Snapchat began as a way to text and share photos but with a twist. Photos, videos, and messages, or snaps as they are collectively called, are only visible to the viewer for a maximum of 10 seconds before they disappeared.
The social network’s audience is overwhelmingly young people, with nearly a third of its users under 25 years old.
Snapchat Stories: Marketing Fairytale or Nightmare
The introduction of Stories, a feature that allows snaps to last for 24 hours, Snapchat engagement has increased. Today nearly one billion Snapchat Stories are viewed every day.
Currently only about 1% of marketers use Snapchat. That’s tiny when compared with stats showing 97% of marketers use Facebook and 89% use Twitter. This is perhaps because Snapchat, only recently began advertising. An additional reason might be the hefty $750,000 price tag.
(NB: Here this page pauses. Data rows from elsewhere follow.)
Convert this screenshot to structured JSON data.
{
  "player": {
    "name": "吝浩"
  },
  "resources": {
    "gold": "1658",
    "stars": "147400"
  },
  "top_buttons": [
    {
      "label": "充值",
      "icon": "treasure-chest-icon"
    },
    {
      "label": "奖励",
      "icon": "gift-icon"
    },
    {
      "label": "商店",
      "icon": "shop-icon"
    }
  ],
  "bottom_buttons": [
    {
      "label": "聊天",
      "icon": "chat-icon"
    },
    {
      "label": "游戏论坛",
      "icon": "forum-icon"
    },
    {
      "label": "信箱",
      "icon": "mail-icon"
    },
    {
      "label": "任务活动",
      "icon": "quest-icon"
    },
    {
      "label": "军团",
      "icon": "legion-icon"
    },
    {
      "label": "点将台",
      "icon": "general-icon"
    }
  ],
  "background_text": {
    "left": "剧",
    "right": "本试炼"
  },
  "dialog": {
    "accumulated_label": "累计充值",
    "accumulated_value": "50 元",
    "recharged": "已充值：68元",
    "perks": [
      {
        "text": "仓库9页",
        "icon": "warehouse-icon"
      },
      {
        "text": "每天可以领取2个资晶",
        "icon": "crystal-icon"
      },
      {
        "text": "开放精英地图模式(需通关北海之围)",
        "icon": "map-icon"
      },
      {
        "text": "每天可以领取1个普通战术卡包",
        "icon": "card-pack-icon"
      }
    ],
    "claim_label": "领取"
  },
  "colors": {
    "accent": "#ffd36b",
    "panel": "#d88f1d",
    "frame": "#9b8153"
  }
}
In the meantime, brands like McDonalds, Taco Bell, and the New Orleans Saints already use Snapchat to announce new products launches and interact with fans.
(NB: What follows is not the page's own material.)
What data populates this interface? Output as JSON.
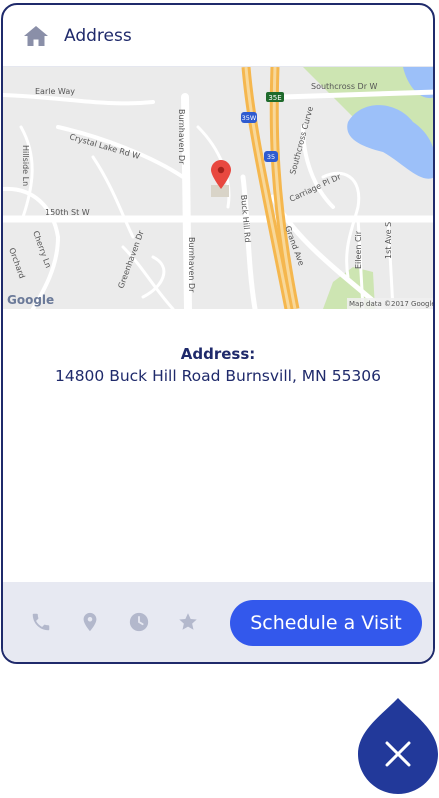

The site also recently launched Discover a content service for media publishers.
Considering Snapchat for an upcoming campaign: Here are some of the pros and cons advertising on Snapchat offers brand marketers:
- It’s a mobile app in a time when mobile penetration is large, growing and conversion rates are high, so there is a lot of potential reach if added to your mobile or social media strategy.
- One-on-one messaging and promotion offer a more personal feel to customers.
- Short snaps have a higher completion rates than longer mobile or pre-roll ads.
- It is highly visual like Instagram and Pinterest, which are really popular right now and among the vital qualities for ads that get noticed.
- It is not charging for ads…yet. So it’s still an inexpensive promotion platform.
- It’s very expensive, starting at about $750,000 a day. To compare, the large Youtube header positions called mastheads go for about $500,000 a day.
- Very little analytics data is available to track campaign ROI.
- It skews heavily younger and female, 70% of its users. Not the best fit for products with an older and/or male target audience.
- A 10-second ad can impact brand recall.
Users must already be subscribed to the brand to receive snaps, which can be a challenging for reaching new customers. (This will likely change once the company begins selling advertising).